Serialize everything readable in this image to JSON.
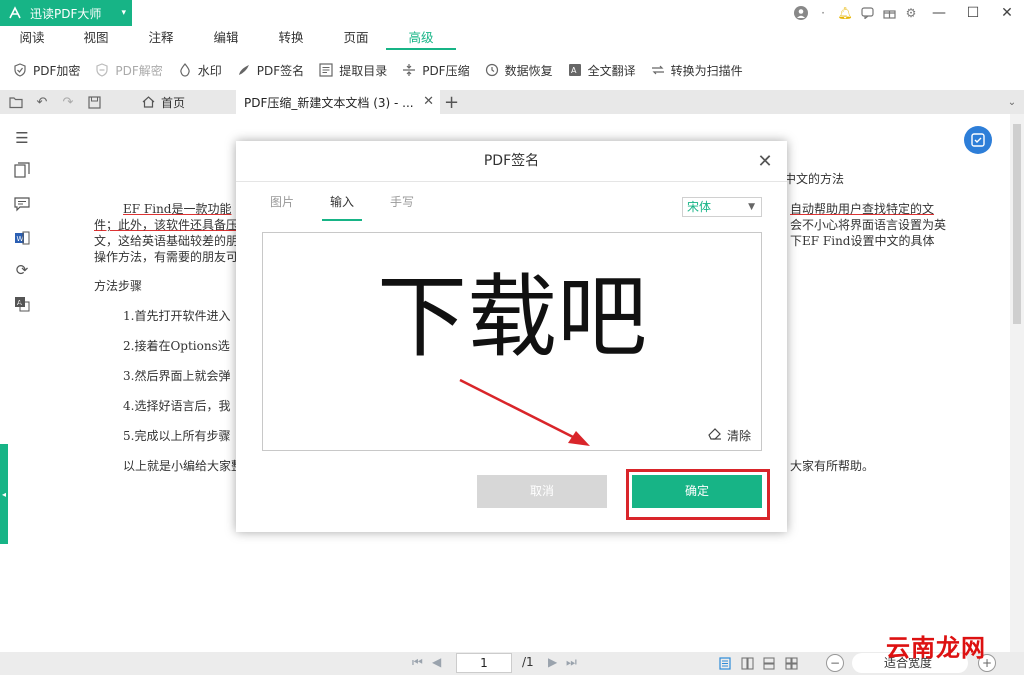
{
  "app": {
    "name": "迅读PDF大师",
    "accent_color": "#17b486"
  },
  "titlebar_icons": [
    "user-icon",
    "dot-icon",
    "bell-icon",
    "chat-icon",
    "gift-icon",
    "gear-icon"
  ],
  "menu": {
    "tabs": [
      "阅读",
      "视图",
      "注释",
      "编辑",
      "转换",
      "页面",
      "高级"
    ],
    "active": "高级"
  },
  "toolbar": {
    "items": [
      {
        "label": "PDF加密",
        "icon": "shield-icon",
        "enabled": true
      },
      {
        "label": "PDF解密",
        "icon": "shield-open-icon",
        "enabled": false
      },
      {
        "label": "水印",
        "icon": "drop-icon",
        "enabled": true
      },
      {
        "label": "PDF签名",
        "icon": "pen-icon",
        "enabled": true
      },
      {
        "label": "提取目录",
        "icon": "list-icon",
        "enabled": true
      },
      {
        "label": "PDF压缩",
        "icon": "compress-icon",
        "enabled": true
      },
      {
        "label": "数据恢复",
        "icon": "restore-icon",
        "enabled": true
      },
      {
        "label": "全文翻译",
        "icon": "translate-icon",
        "enabled": true
      },
      {
        "label": "转换为扫描件",
        "icon": "scan-icon",
        "enabled": true
      }
    ]
  },
  "doc_tabs": {
    "home": "首页",
    "active": "PDF压缩_新建文本文档 (3) - ..."
  },
  "document": {
    "title_right": "中文的方法",
    "para1_line1_left": "EF Find是一款功能",
    "para1_line1_right": "自动帮助用户查找特定的文",
    "para1_line2_left": "件；此外，该软件还具备压",
    "para1_line2_right": "会不小心将界面语言设置为英",
    "para1_line3_left": "文，这给英语基础较差的朋",
    "para1_line3_right": "下EF Find设置中文的具体",
    "para1_line4_left": "操作方法，有需要的朋友可",
    "section": "方法步骤",
    "steps": [
      "1.首先打开软件进入",
      "2.接着在Options选",
      "3.然后界面上就会弹",
      "4.选择好语言后，我",
      "5.完成以上所有步骤"
    ],
    "closing_left": "以上就是小编给大家整",
    "closing_right": "大家有所帮助。"
  },
  "dialog": {
    "title": "PDF签名",
    "tabs": [
      "图片",
      "输入",
      "手写"
    ],
    "active_tab": "输入",
    "font": "宋体",
    "signature_text": "下载吧",
    "clear_label": "清除",
    "cancel_label": "取消",
    "ok_label": "确定"
  },
  "bottombar": {
    "page_current": "1",
    "page_total": "/1",
    "zoom": "适合宽度"
  },
  "watermark": "云南龙网"
}
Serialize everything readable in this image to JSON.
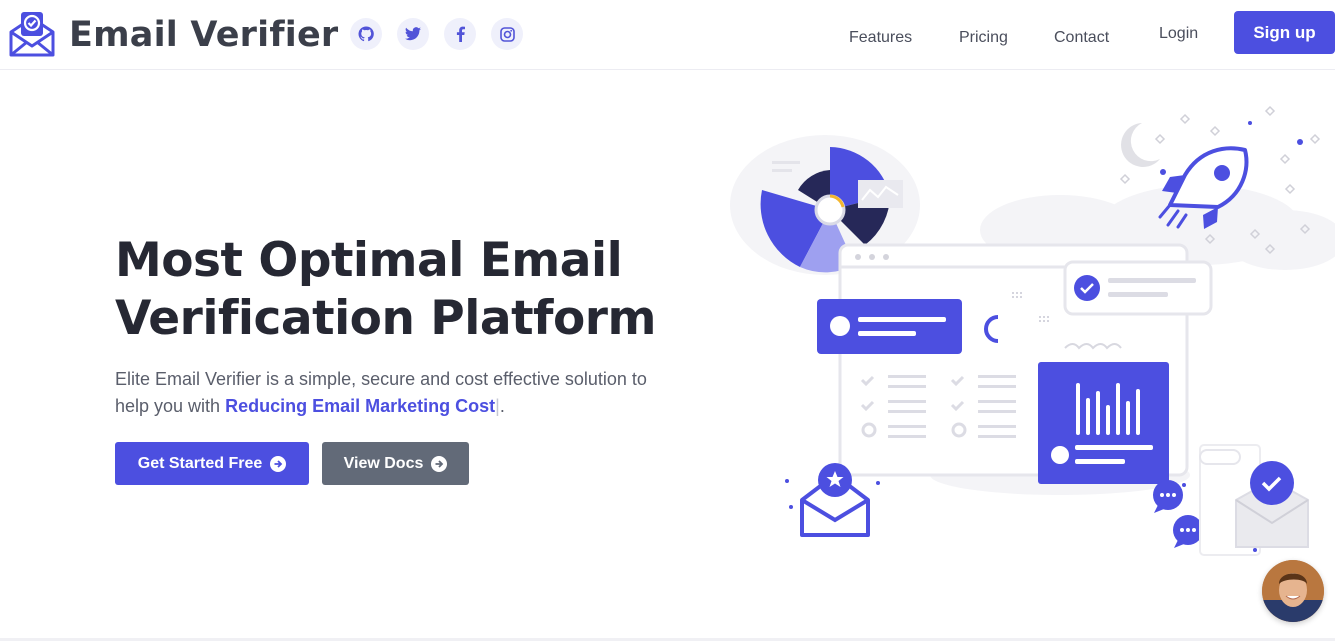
{
  "brand": {
    "name": "Email Verifier",
    "accent": "#4c4fe0",
    "text_dark": "#262833"
  },
  "header": {
    "social_icons": [
      "github-icon",
      "twitter-icon",
      "facebook-icon",
      "instagram-icon"
    ],
    "nav": {
      "features": "Features",
      "pricing": "Pricing",
      "contact": "Contact",
      "login": "Login",
      "signup": "Sign up"
    }
  },
  "hero": {
    "title_line1": "Most Optimal Email",
    "title_line2": "Verification Platform",
    "desc_part1": "Elite Email Verifier is a simple, secure and cost effective solution to help you with ",
    "desc_highlight": "Reducing Email Marketing Cost",
    "desc_caret": "|",
    "desc_end": ".",
    "cta_primary": "Get Started Free",
    "cta_secondary": "View Docs"
  }
}
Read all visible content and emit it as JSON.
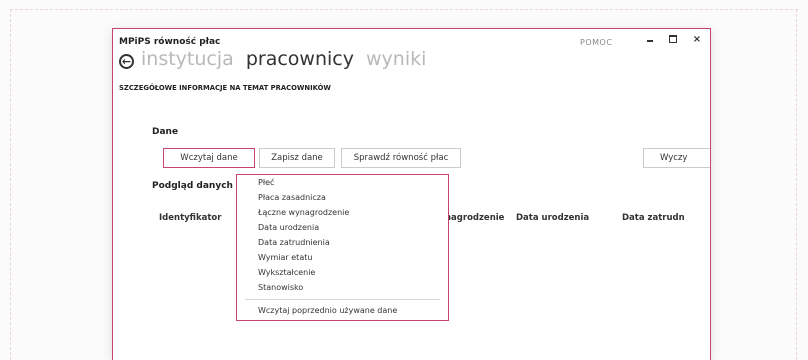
{
  "window": {
    "title": "MPiPS równość płac",
    "help": "POMOC",
    "minimize": "minimize",
    "maximize": "maximize",
    "close": "×"
  },
  "nav": {
    "back_icon": "back-arrow-icon",
    "tabs": [
      {
        "label": "instytucja",
        "state": "inactive"
      },
      {
        "label": "pracownicy",
        "state": "active"
      },
      {
        "label": "wyniki",
        "state": "inactive"
      }
    ],
    "subtitle": "SZCZEGÓŁOWE INFORMACJE NA TEMAT PRACOWNIKÓW"
  },
  "data_section": {
    "heading": "Dane",
    "buttons": {
      "load": "Wczytaj dane",
      "save": "Zapisz dane",
      "check": "Sprawdź równość płac",
      "clear": "Wyczy"
    }
  },
  "preview": {
    "heading": "Podgląd danych",
    "columns": [
      "Identyfikator",
      "nagrodzenie",
      "Data urodzenia",
      "Data zatrudn"
    ]
  },
  "dropdown": {
    "items": [
      "Płeć",
      "Płaca zasadnicza",
      "Łączne wynagrodzenie",
      "Data urodzenia",
      "Data zatrudnienia",
      "Wymiar etatu",
      "Wykształcenie",
      "Stanowisko"
    ],
    "footer_item": "Wczytaj poprzednio używane dane"
  },
  "colors": {
    "accent": "#c8426a",
    "inactive_tab": "#b8b8b8",
    "text": "#333333"
  }
}
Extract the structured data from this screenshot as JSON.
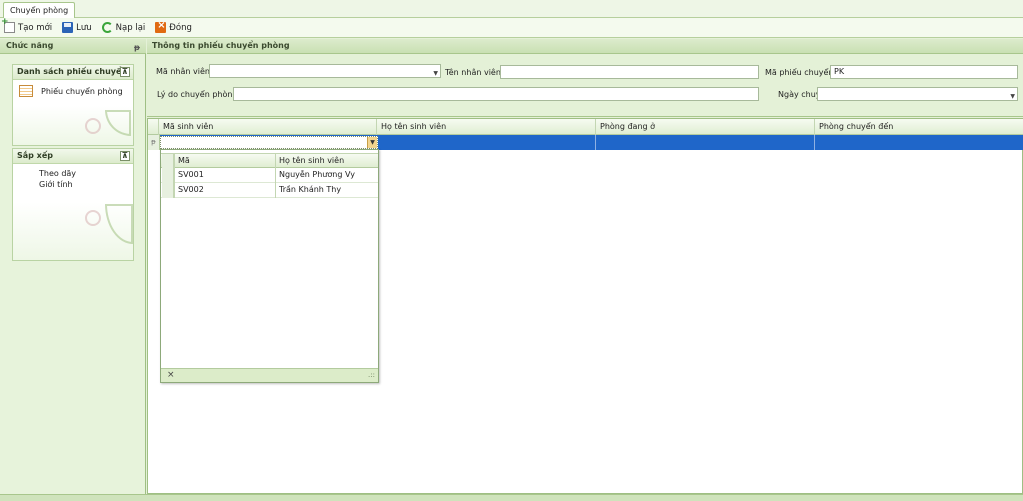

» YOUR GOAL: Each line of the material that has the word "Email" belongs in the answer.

» ANSWER SECTION:
    "name": "Email Verifier",
    "title_line1": "Most Optimal Email",
    "desc_part1": "Elite Email Verifier is a simple, secure and cost effective solution to help you with ",
    "desc_highlight": "Reducing Email Marketing Cost",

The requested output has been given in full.